It has been held that a “ ‘court should avoid doing anything ․ that would constitute an invitation to the jury to foreswear its duty and return a compromise or otherwise unwarranted verdict’ ” (People v. Boettcher, 69 N.Y.2d 174, 180, 513 N.Y.S.2d 83, 505 N.E.2d 594, quoting People v. Mussenden, 308 N.Y. 558, 563, 127 N.E.2d 551).   In this case, the court was specifically told by one of the jurors that the other jurors had reached their verdict by means of a compromise and that he himself did not intend to vote according to his findings on the evidence.

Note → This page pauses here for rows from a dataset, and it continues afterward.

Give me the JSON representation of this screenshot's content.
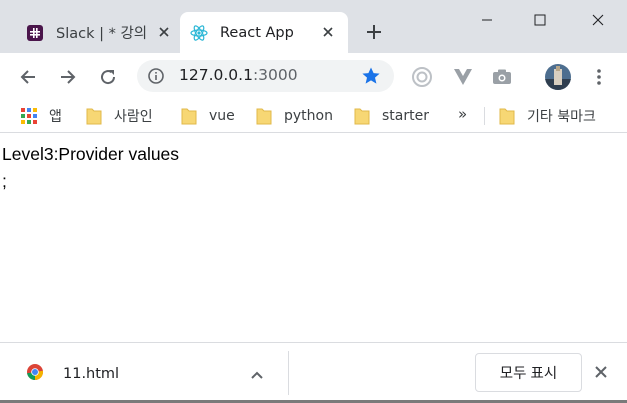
{
  "tabs": [
    {
      "title": "Slack | * 강의",
      "active": false
    },
    {
      "title": "React App",
      "active": true
    }
  ],
  "omnibox": {
    "host": "127.0.0.1",
    "port": ":3000"
  },
  "bookmarks": {
    "items": [
      {
        "label": "앱",
        "icon": "apps-icon"
      },
      {
        "label": "사람인",
        "icon": "folder-icon"
      },
      {
        "label": "vue",
        "icon": "folder-icon"
      },
      {
        "label": "python",
        "icon": "folder-icon"
      },
      {
        "label": "starter",
        "icon": "folder-icon"
      }
    ],
    "more": "»",
    "other": "기타 북마크"
  },
  "page": {
    "line1": "Level3:Provider values",
    "line2": ";"
  },
  "download": {
    "filename": "11.html",
    "show_all_label": "모두 표시"
  },
  "colors": {
    "tabstrip": "#dee1e6",
    "star": "#1a73e8",
    "folder": "#f7d774",
    "slack": "#4a154b",
    "react": "#61dafb"
  }
}
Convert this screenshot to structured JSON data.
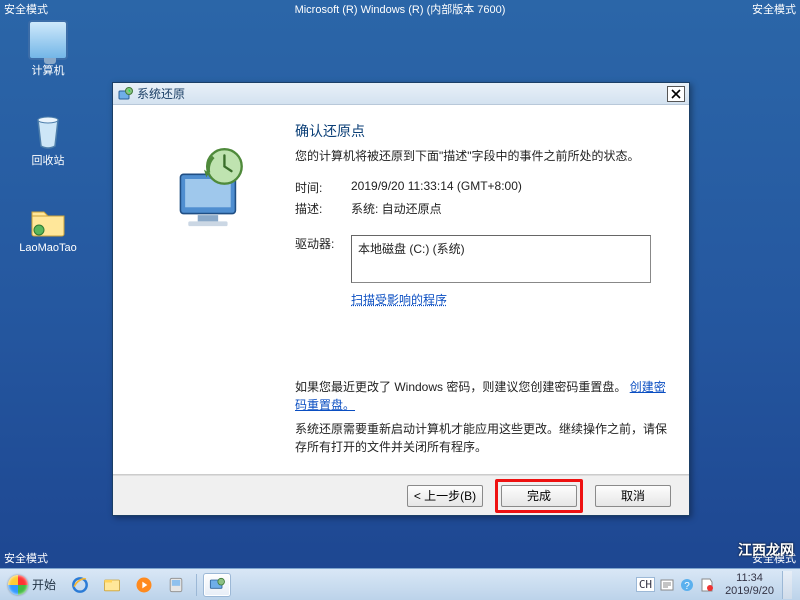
{
  "safe_mode_label": "安全模式",
  "os_title": "Microsoft (R) Windows (R) (内部版本 7600)",
  "desktop": {
    "computer": "计算机",
    "recycle": "回收站",
    "folder": "LaoMaoTao"
  },
  "watermark": "江西龙网",
  "taskbar": {
    "start_label": "开始",
    "ime_lang": "CH",
    "clock_time": "11:34",
    "clock_date": "2019/9/20"
  },
  "dialog": {
    "title": "系统还原",
    "heading": "确认还原点",
    "subheading": "您的计算机将被还原到下面\"描述\"字段中的事件之前所处的状态。",
    "time_label": "时间:",
    "time_value": "2019/9/20 11:33:14 (GMT+8:00)",
    "desc_label": "描述:",
    "desc_value": "系统: 自动还原点",
    "drives_label": "驱动器:",
    "drive_text": "本地磁盘 (C:) (系统)",
    "scan_link": "扫描受影响的程序",
    "note1_a": "如果您最近更改了 Windows 密码，则建议您创建密码重置盘。",
    "note1_link": "创建密码重置盘。",
    "note2": "系统还原需要重新启动计算机才能应用这些更改。继续操作之前，请保存所有打开的文件并关闭所有程序。",
    "btn_back": "< 上一步(B)",
    "btn_finish": "完成",
    "btn_cancel": "取消"
  }
}
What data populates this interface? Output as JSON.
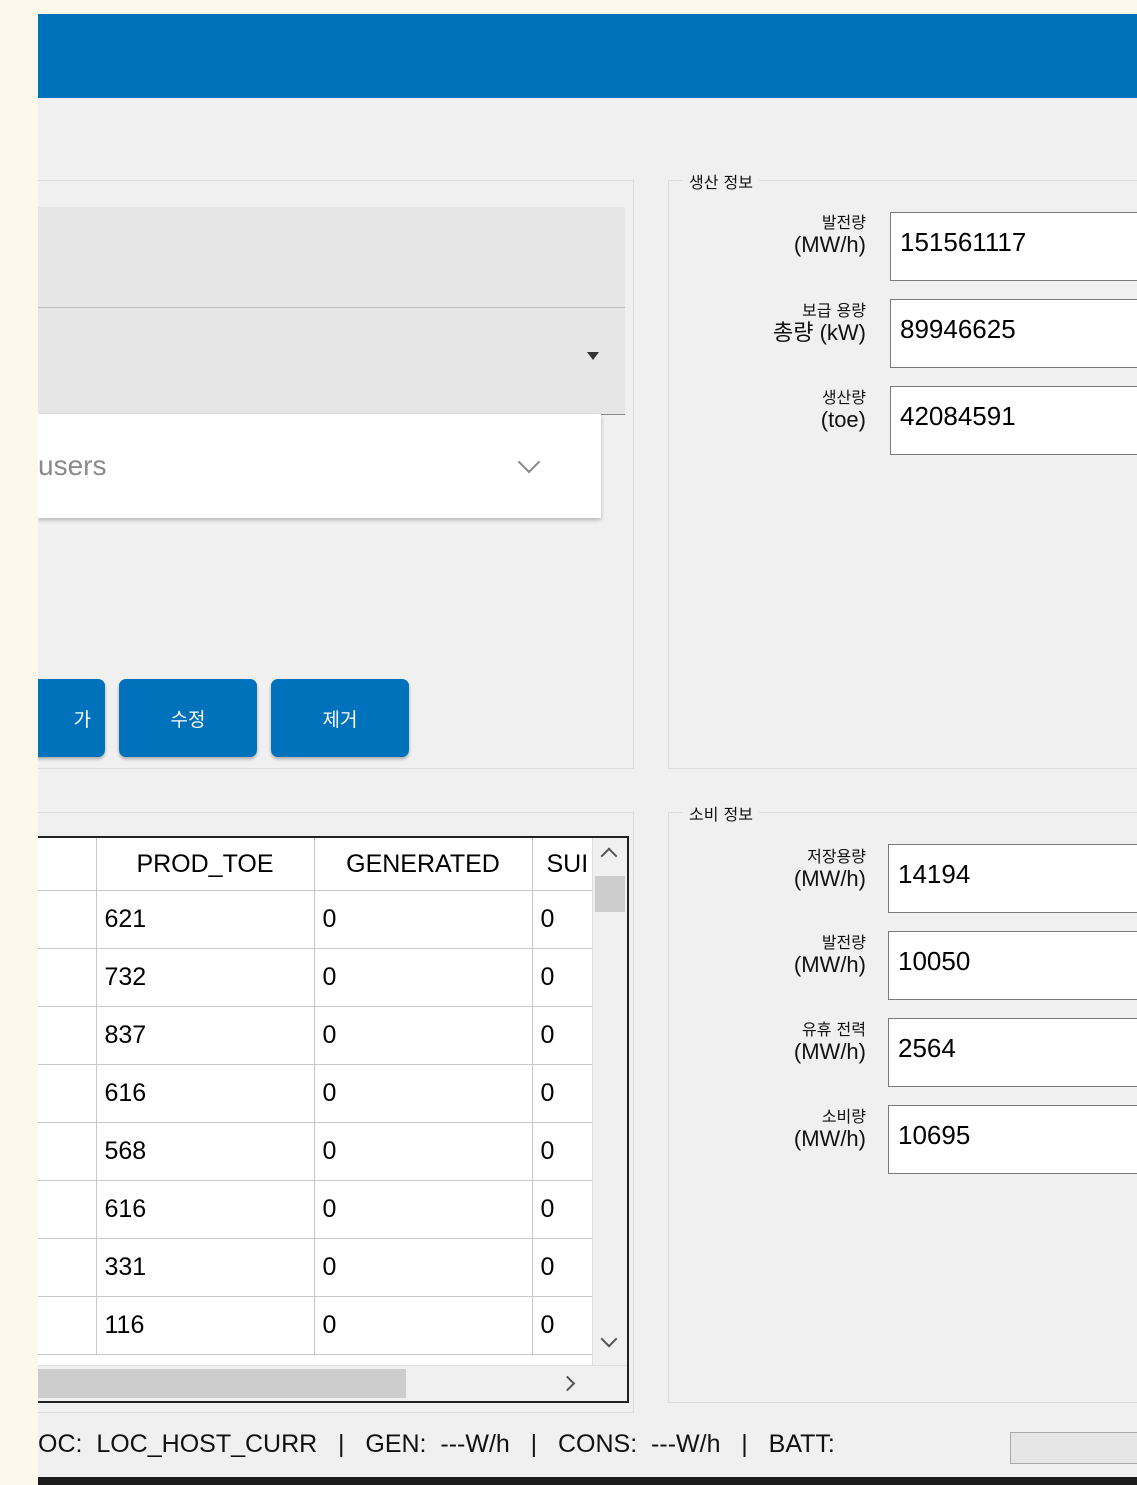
{
  "production": {
    "title": "생산 정보",
    "fields": [
      {
        "label_line1": "발전량",
        "label_line2": "(MW/h)",
        "value": "151561117"
      },
      {
        "label_line1": "보급 용량",
        "label_line2": "총량 (kW)",
        "value": "89946625"
      },
      {
        "label_line1": "생산량",
        "label_line2": "(toe)",
        "value": "42084591"
      }
    ]
  },
  "consumption": {
    "title": "소비 정보",
    "fields": [
      {
        "label_line1": "저장용량",
        "label_line2": "(MW/h)",
        "value": "14194"
      },
      {
        "label_line1": "발전량",
        "label_line2": "(MW/h)",
        "value": "10050"
      },
      {
        "label_line1": "유휴 전력",
        "label_line2": "(MW/h)",
        "value": "2564"
      },
      {
        "label_line1": "소비량",
        "label_line2": "(MW/h)",
        "value": "10695"
      }
    ]
  },
  "filter": {
    "users_dropdown_text": "users"
  },
  "buttons": {
    "add": "가",
    "edit": "수정",
    "delete": "제거"
  },
  "table": {
    "columns": [
      "PROD_TOE",
      "GENERATED",
      "SUI"
    ],
    "rows": [
      [
        "621",
        "0",
        "0"
      ],
      [
        "732",
        "0",
        "0"
      ],
      [
        "837",
        "0",
        "0"
      ],
      [
        "616",
        "0",
        "0"
      ],
      [
        "568",
        "0",
        "0"
      ],
      [
        "616",
        "0",
        "0"
      ],
      [
        "331",
        "0",
        "0"
      ],
      [
        "116",
        "0",
        "0"
      ]
    ]
  },
  "statusbar": {
    "text": "OC:  LOC_HOST_CURR   |   GEN:  ---W/h   |   CONS:  ---W/h   |   BATT:"
  },
  "colors": {
    "accent": "#0072bc",
    "window_bg": "#f0f0f0",
    "outer_bg": "#fdf8ec"
  }
}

Had the juror simply indicated that he believed that the other jurors were willing to compromise, the court's general instructions, which clearly informed the jury of its duty to reach its verdict on the evidence and that it was not obligated to reach a verdict, would have been adequate (see, People v. Scott, 213 A.D.2d 501, 624 N.Y.S.2d 42, lv. denied 85 N.Y.2d 980, 629 N.Y.S.2d 740, 653 N.E.2d 636).   Instead, in the note, this juror stated his own clear intention to vote in a way that did not accord with his findings as to the evidence should deliberations continue.   Under these circumstances, the court should have made a more specific inquiry as to the juror's position and ascertained whether he would disavow his stated intention and, instead, base his verdict on the evidence (People v. Pickett, 61 N.Y.2d 773, 473 N.Y.S.2d 157, 461 N.E.2d 294;  see also, People v. Lavender, 117 A.D.2d 253, 502 N.Y.S.2d 439, lv. dismissed 68 N.Y.2d 995, 510 N.Y.S.2d 565, 503 N.E.2d 121).   The court's failure to make such an inquiry makes it impossible to determine whether this juror, having already been told a number of times that he must base his verdict on the evidence, and having stated on the record that he fully intended to ignore those instructions and vote against his conscience if deliberations were to continue, felt free to ignore the court when it merely repeated its general instructions to base the verdict on the evidence.   Without any subsequent indication from the juror indicating his willingness to disavow his specifically stated intention, we must assume that he followed it.   Since, if that occurred, defendant did not receive a fair trial, his conviction should be reversed in the interest of justice.